Historian David Starkey is making his first TV series for the BBC after more than a decade presenting for Channel 4.
The presenter and historian will front a new four-part series for BBC2 about examining the connections between classical music and the royal family.
Starkey, 68, has hosted a number of programmes for Channel 4 dating back to his 1998 series about Henry VIII.
In the early 2000s he was reported to have a deal with C4 worth around £2 million to write 25 hours of television, including an 18-part series on the British monarchy.
But following last year's programme about the Churchill family, the station said it had nothing further in production with Starkey, although they were discussing ideas.

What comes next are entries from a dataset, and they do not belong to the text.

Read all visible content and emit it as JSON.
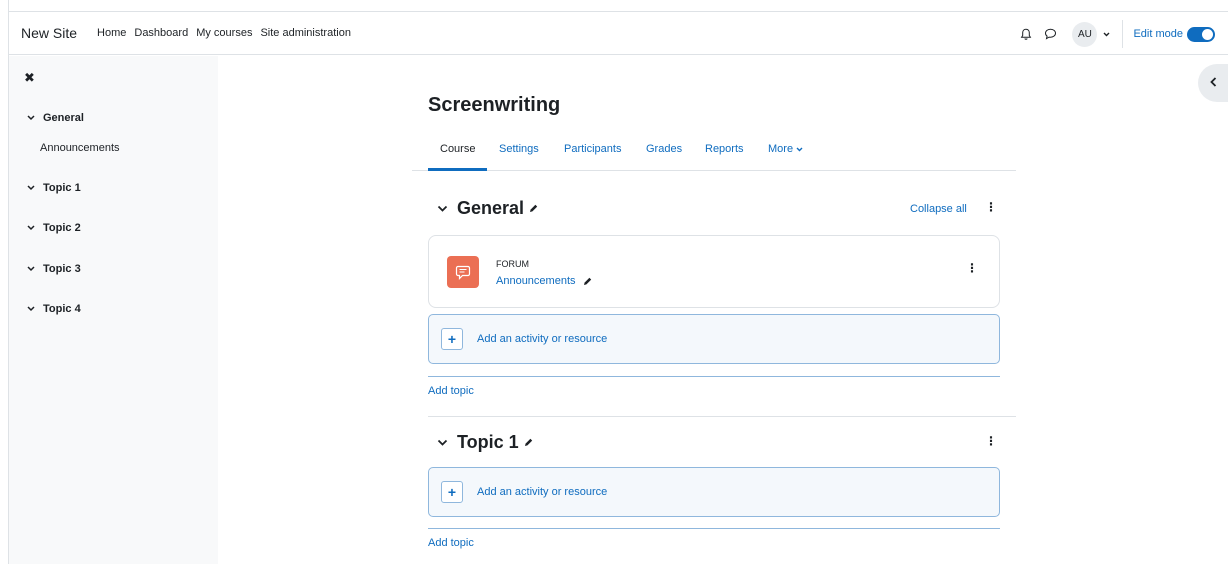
{
  "navbar": {
    "brand": "New Site",
    "links": [
      "Home",
      "Dashboard",
      "My courses",
      "Site administration"
    ],
    "avatar_initials": "AU",
    "edit_mode_label": "Edit mode",
    "edit_mode_on": true
  },
  "course_index": {
    "items": [
      {
        "label": "General",
        "children": [
          "Announcements"
        ]
      },
      {
        "label": "Topic 1"
      },
      {
        "label": "Topic 2"
      },
      {
        "label": "Topic 3"
      },
      {
        "label": "Topic 4"
      }
    ]
  },
  "page": {
    "title": "Screenwriting",
    "tabs": [
      "Course",
      "Settings",
      "Participants",
      "Grades",
      "Reports",
      "More"
    ],
    "active_tab": "Course",
    "collapse_all": "Collapse all"
  },
  "sections": [
    {
      "title": "General",
      "activity": {
        "type": "FORUM",
        "name": "Announcements"
      },
      "add_activity": "Add an activity or resource",
      "add_topic": "Add topic"
    },
    {
      "title": "Topic 1",
      "add_activity": "Add an activity or resource",
      "add_topic": "Add topic"
    }
  ],
  "colors": {
    "accent": "#0f6cbf",
    "forum_icon": "#eb6f54"
  }
}
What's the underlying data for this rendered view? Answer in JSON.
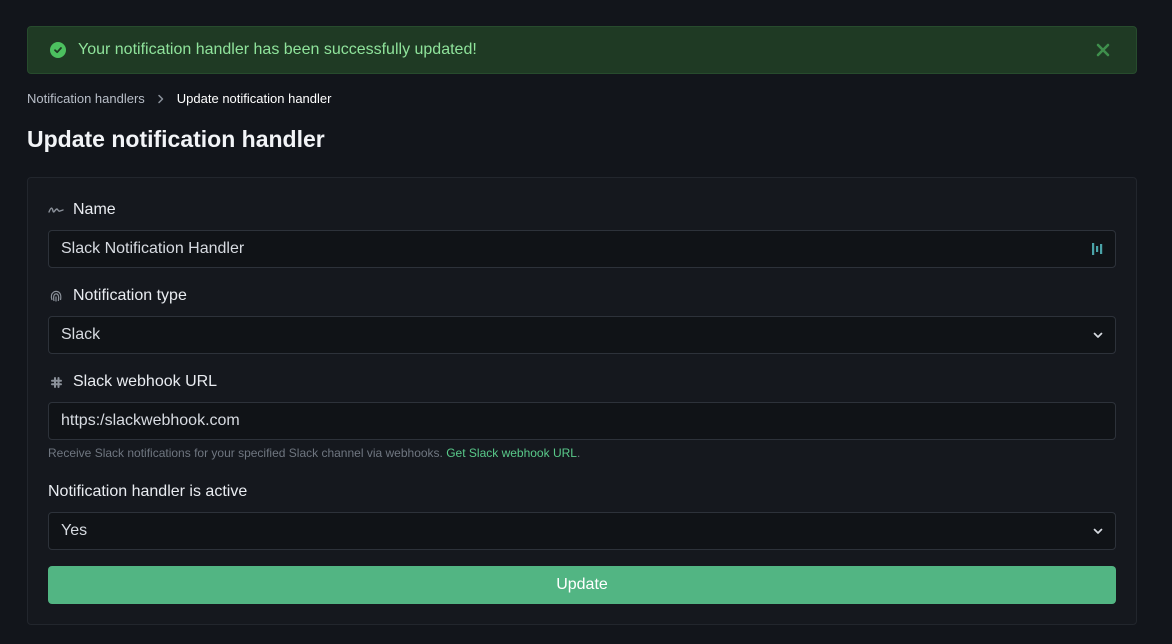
{
  "alert": {
    "message": "Your notification handler has been successfully updated!",
    "icon": "check-circle-icon",
    "close_icon": "close-icon",
    "color": "#8fe39b"
  },
  "breadcrumb": {
    "parent": "Notification handlers",
    "current": "Update notification handler"
  },
  "page_title": "Update notification handler",
  "form": {
    "name": {
      "label": "Name",
      "icon": "signature-icon",
      "value": "Slack Notification Handler"
    },
    "type": {
      "label": "Notification type",
      "icon": "fingerprint-icon",
      "value": "Slack"
    },
    "webhook": {
      "label": "Slack webhook URL",
      "icon": "slack-icon",
      "value": "https:/slackwebhook.com",
      "help_text": "Receive Slack notifications for your specified Slack channel via webhooks.",
      "help_link": "Get Slack webhook URL",
      "help_end": "."
    },
    "active": {
      "label": "Notification handler is active",
      "value": "Yes"
    },
    "submit_label": "Update"
  },
  "colors": {
    "accent": "#52b583",
    "success_bg": "#1f3a24"
  }
}
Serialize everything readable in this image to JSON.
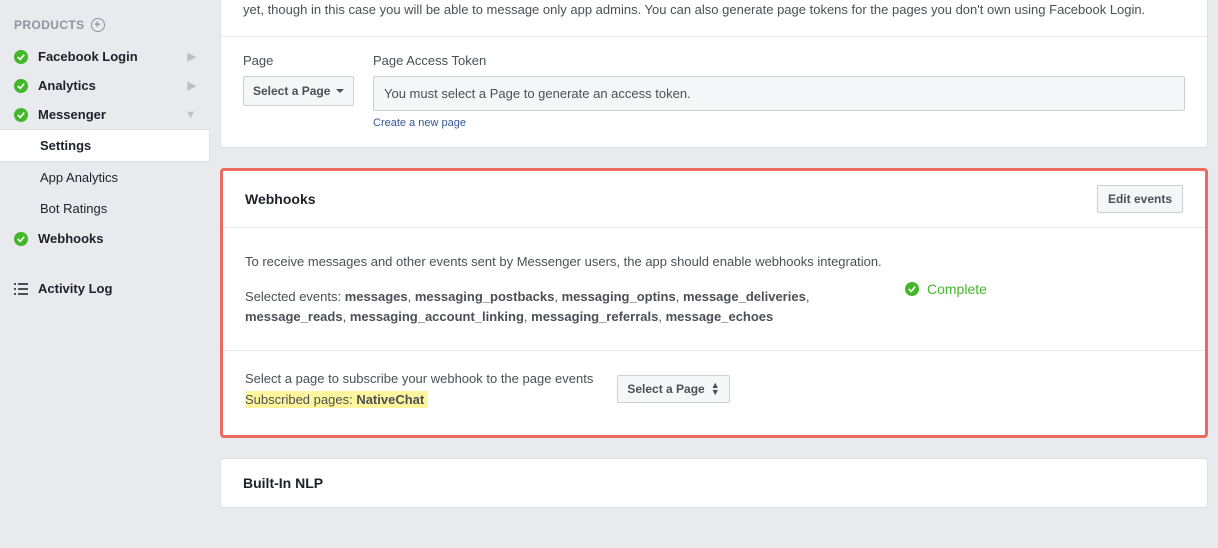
{
  "sidebar": {
    "heading": "PRODUCTS",
    "items": [
      {
        "label": "Facebook Login",
        "chev": "right"
      },
      {
        "label": "Analytics",
        "chev": "right"
      },
      {
        "label": "Messenger",
        "chev": "down"
      }
    ],
    "sub_items": [
      {
        "label": "Settings",
        "active": true
      },
      {
        "label": "App Analytics"
      },
      {
        "label": "Bot Ratings"
      }
    ],
    "webhooks_label": "Webhooks",
    "activity_log_label": "Activity Log"
  },
  "page_token": {
    "intro_text": "yet, though in this case you will be able to message only app admins. You can also generate page tokens for the pages you don't own using Facebook Login.",
    "page_label": "Page",
    "token_label": "Page Access Token",
    "select_page_label": "Select a Page",
    "token_placeholder": "You must select a Page to generate an access token.",
    "create_page_link": "Create a new page"
  },
  "webhooks": {
    "title": "Webhooks",
    "edit_events_label": "Edit events",
    "description": "To receive messages and other events sent by Messenger users, the app should enable webhooks integration.",
    "selected_events_label": "Selected events:",
    "selected_events": [
      "messages",
      "messaging_postbacks",
      "messaging_optins",
      "message_deliveries",
      "message_reads",
      "messaging_account_linking",
      "messaging_referrals",
      "message_echoes"
    ],
    "status_label": "Complete",
    "subscribe_text": "Select a page to subscribe your webhook to the page events",
    "subscribed_pages_label": "Subscribed pages:",
    "subscribed_page": "NativeChat",
    "select_page_label": "Select a Page"
  },
  "nlp": {
    "title": "Built-In NLP"
  }
}
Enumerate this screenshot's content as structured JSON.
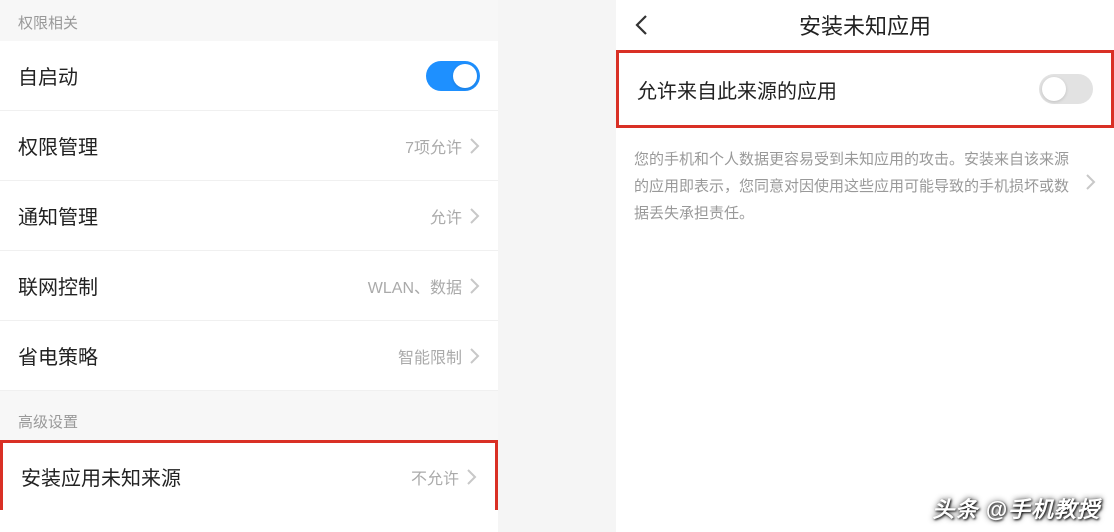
{
  "left": {
    "section1_title": "权限相关",
    "autostart_label": "自启动",
    "autostart_on": true,
    "permission_label": "权限管理",
    "permission_value": "7项允许",
    "notification_label": "通知管理",
    "notification_value": "允许",
    "network_label": "联网控制",
    "network_value": "WLAN、数据",
    "battery_label": "省电策略",
    "battery_value": "智能限制",
    "section2_title": "高级设置",
    "unknown_source_label": "安装应用未知来源",
    "unknown_source_value": "不允许"
  },
  "right": {
    "title": "安装未知应用",
    "allow_label": "允许来自此来源的应用",
    "allow_on": false,
    "info_text": "您的手机和个人数据更容易受到未知应用的攻击。安装来自该来源的应用即表示，您同意对因使用这些应用可能导致的手机损坏或数据丢失承担责任。"
  },
  "watermark": "头条 @手机教授"
}
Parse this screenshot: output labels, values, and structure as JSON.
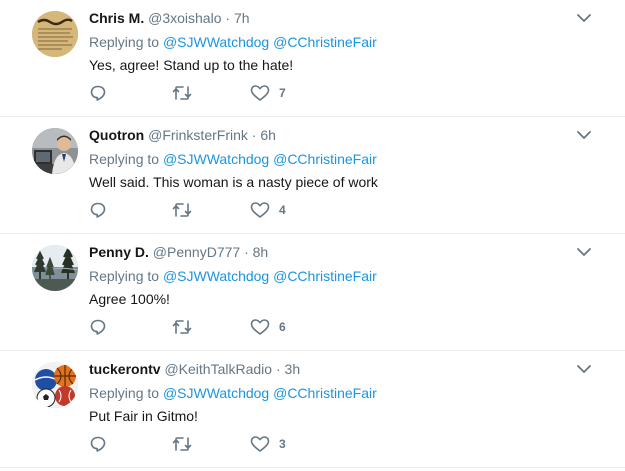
{
  "tweets": [
    {
      "name": "Chris M.",
      "handle": "@3xoishalo",
      "time": "7h",
      "replying_prefix": "Replying to",
      "mentions": [
        "@SJWWatchdog",
        "@CChristineFair"
      ],
      "text": "Yes, agree! Stand up to the hate!",
      "likes": "7",
      "avatar": "constitution-parchment"
    },
    {
      "name": "Quotron",
      "handle": "@FrinksterFrink",
      "time": "6h",
      "replying_prefix": "Replying to",
      "mentions": [
        "@SJWWatchdog",
        "@CChristineFair"
      ],
      "text": "Well said. This woman is a nasty piece of work",
      "likes": "4",
      "avatar": "man-at-computer"
    },
    {
      "name": "Penny D.",
      "handle": "@PennyD777",
      "time": "8h",
      "replying_prefix": "Replying to",
      "mentions": [
        "@SJWWatchdog",
        "@CChristineFair"
      ],
      "text": "Agree 100%!",
      "likes": "6",
      "avatar": "lake-with-trees"
    },
    {
      "name": "tuckerontv",
      "handle": "@KeithTalkRadio",
      "time": "3h",
      "replying_prefix": "Replying to",
      "mentions": [
        "@SJWWatchdog",
        "@CChristineFair"
      ],
      "text": "Put Fair in Gitmo!",
      "likes": "3",
      "avatar": "sports-balls"
    }
  ],
  "separator": "·",
  "colors": {
    "name": "#14171a",
    "meta": "#657786",
    "link": "#1b95e0",
    "divider": "#e6ecf0"
  }
}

He will front Music And Monarchy, to be shown this spring, which shows the close connections between composers, musicians and royalty.
The programmes will look at familiar compositions and more obscure pieces which will be performed live at the historic locations for which they were originally composed, including Westminster Abbey, Buckingham Palace and St Paul's Cathedral.
It will span six centuries from Henry V to our present Queen, featuring composers such as Tallis, Purcell, Handel, Parry and Elgar.
Starkey said; "Making this series has been a delight - it has forced me to see historical problems, familiar to me as a political historian, in a quite unexpected light.
"It has also been an anecdotal pleasure - music speaks to monarchs and elicits some surprising replies."
In 2011 Starkey caused a furore following a BBC appearance on Newsnight, which prompted accusations of racism. Appearing as part of a discussion about that summer's riots and looting, he said: "The problem is that the whites have become black."
His new BBC2 series coincides with the 60th anniversary of the Queen's coronation.